Records for the task:
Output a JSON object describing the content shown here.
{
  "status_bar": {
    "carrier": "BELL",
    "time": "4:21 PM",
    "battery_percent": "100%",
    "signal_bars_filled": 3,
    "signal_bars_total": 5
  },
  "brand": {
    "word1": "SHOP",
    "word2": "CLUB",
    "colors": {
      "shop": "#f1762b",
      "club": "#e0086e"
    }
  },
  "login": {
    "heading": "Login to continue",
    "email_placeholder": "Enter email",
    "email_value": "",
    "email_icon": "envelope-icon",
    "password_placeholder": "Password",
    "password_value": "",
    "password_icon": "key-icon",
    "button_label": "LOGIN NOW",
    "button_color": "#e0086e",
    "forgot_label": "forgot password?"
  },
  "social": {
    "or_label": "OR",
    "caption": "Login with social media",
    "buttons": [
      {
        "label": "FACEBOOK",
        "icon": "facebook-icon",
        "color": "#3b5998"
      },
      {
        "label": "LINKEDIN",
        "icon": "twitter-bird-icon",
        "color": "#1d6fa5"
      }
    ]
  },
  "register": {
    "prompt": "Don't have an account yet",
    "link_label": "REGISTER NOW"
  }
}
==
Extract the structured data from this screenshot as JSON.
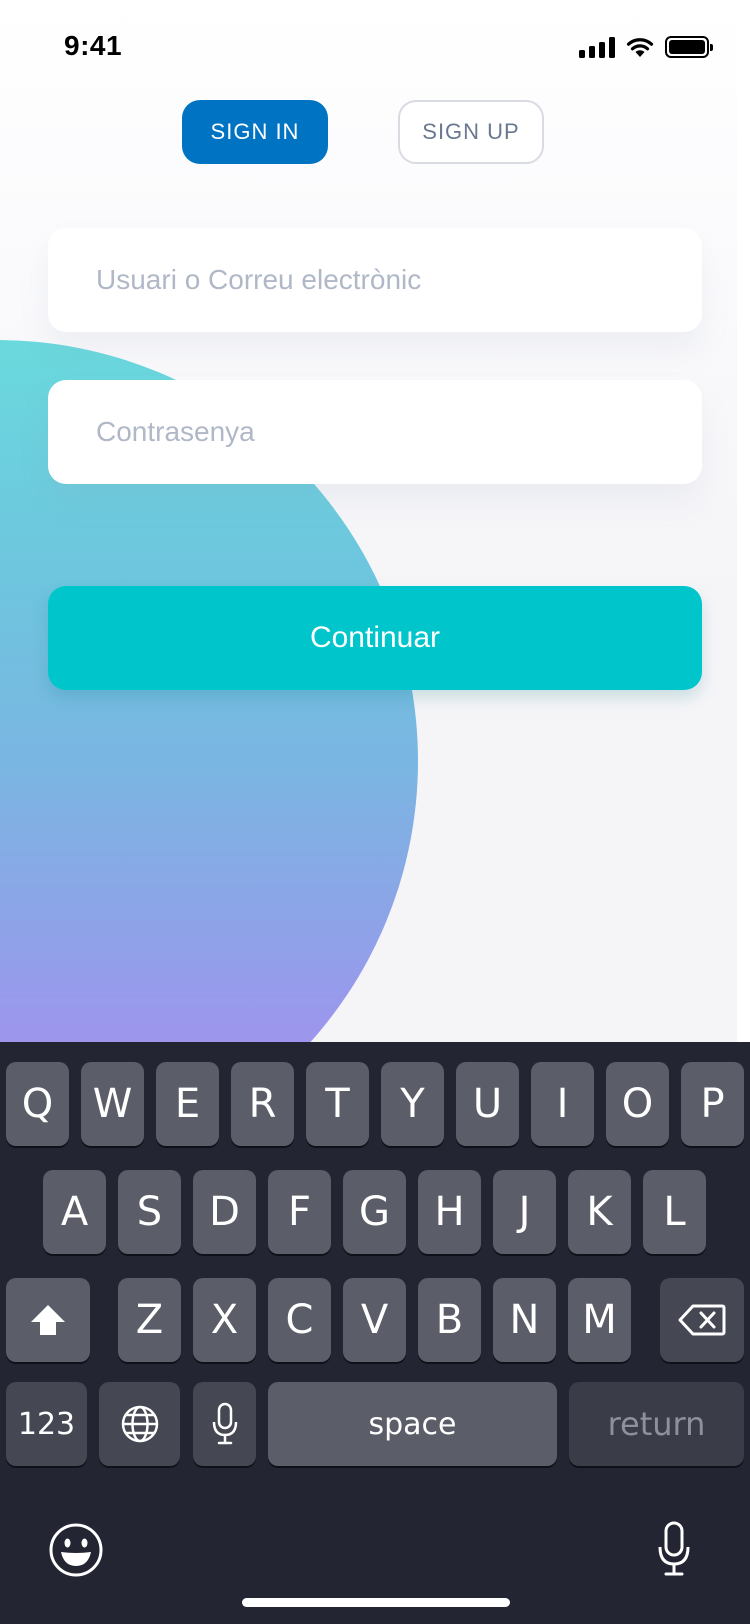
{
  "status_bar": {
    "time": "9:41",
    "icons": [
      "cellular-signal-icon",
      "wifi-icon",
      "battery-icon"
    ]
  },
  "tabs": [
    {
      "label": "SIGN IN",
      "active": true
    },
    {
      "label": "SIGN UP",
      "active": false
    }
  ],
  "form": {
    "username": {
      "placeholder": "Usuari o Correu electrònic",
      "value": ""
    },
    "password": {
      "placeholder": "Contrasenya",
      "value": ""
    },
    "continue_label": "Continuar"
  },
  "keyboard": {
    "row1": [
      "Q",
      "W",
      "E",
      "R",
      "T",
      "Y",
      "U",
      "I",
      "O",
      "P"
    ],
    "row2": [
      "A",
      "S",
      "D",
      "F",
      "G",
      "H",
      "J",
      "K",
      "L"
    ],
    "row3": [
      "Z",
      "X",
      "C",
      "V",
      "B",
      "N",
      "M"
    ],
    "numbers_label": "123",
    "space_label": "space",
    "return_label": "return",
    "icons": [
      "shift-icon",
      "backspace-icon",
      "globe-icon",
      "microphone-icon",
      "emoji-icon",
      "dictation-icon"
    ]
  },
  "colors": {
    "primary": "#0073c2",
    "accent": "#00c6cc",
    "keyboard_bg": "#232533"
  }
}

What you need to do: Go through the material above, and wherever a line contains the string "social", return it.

Result of the exercise:
  "social": {
    "caption": "Login with social media",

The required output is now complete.